“I’ve gotten a few questions via e-mail recently regarding the use of Aleister Crowley’s Liber 777 for the construction of rituals such as the various planetary rites I have posted on this blog. My old site was the home of the following article, and I’m reposting it here because the only way to link to it prior to now was to dig into the Internet Archives. Building rituals using Liber 777 is not nearly as complex as it seems at first when you pick up the book and flip through the tables. It is my hope that this article will lay out the process in more explicit detail and dispel some of that confusion.
Aleister Crowley’s Liber 777 provides a system of correspondences for the construction of magical rituals. It is based on the Tree of Life as found in Hermetic Qabalah, a synthetic system that originated in the Renaissance period and which combines the Jewish mysticism of the period with Christian and alchemical ideas and symbolism. Crowley’s correspondences probably began as a list assembled by Allan Bennett for use with the Golden Dawn system of magick, but Crowley expanded the tables so that they include more associations and are in harmony with the philosophy and principles of Thelema.” [via]
The Law of Righteousness. By Ananda Maitriya. (Allan Bennett)
“Self-seeking for the brute,—for Man the Sacrifice of Self; the world’s thrones for the weak and foolish,—Self-empire for the Strong and Wise; Hatred grown into Love, and all the darkness of Ignorance illumined by the Light of Lights, which is the Law of Uttermost Compassion:—thus shall it be on earth when the Great Law shall have at last worked out the Destiny of Man” [via]
The Law of Righteousness. By Ananda Maitriya. (Allan Bennett)
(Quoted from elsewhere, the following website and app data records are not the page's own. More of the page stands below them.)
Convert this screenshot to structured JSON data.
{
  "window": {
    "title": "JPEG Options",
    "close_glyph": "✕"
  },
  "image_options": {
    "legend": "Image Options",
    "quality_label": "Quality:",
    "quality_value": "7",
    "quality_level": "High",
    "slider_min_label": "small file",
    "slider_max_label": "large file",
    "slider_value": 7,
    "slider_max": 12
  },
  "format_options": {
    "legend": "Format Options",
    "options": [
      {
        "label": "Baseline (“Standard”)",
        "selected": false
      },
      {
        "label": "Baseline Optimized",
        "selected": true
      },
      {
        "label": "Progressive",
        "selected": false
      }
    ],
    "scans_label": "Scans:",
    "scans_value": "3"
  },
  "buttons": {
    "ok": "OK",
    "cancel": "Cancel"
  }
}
“a system of ethics founded on a reasoned argument from the known facts of life to what must surely follow, if the universal laws we see in operation in the world about us shall continue to hold good also in the Kingdom of the Mind.” [via]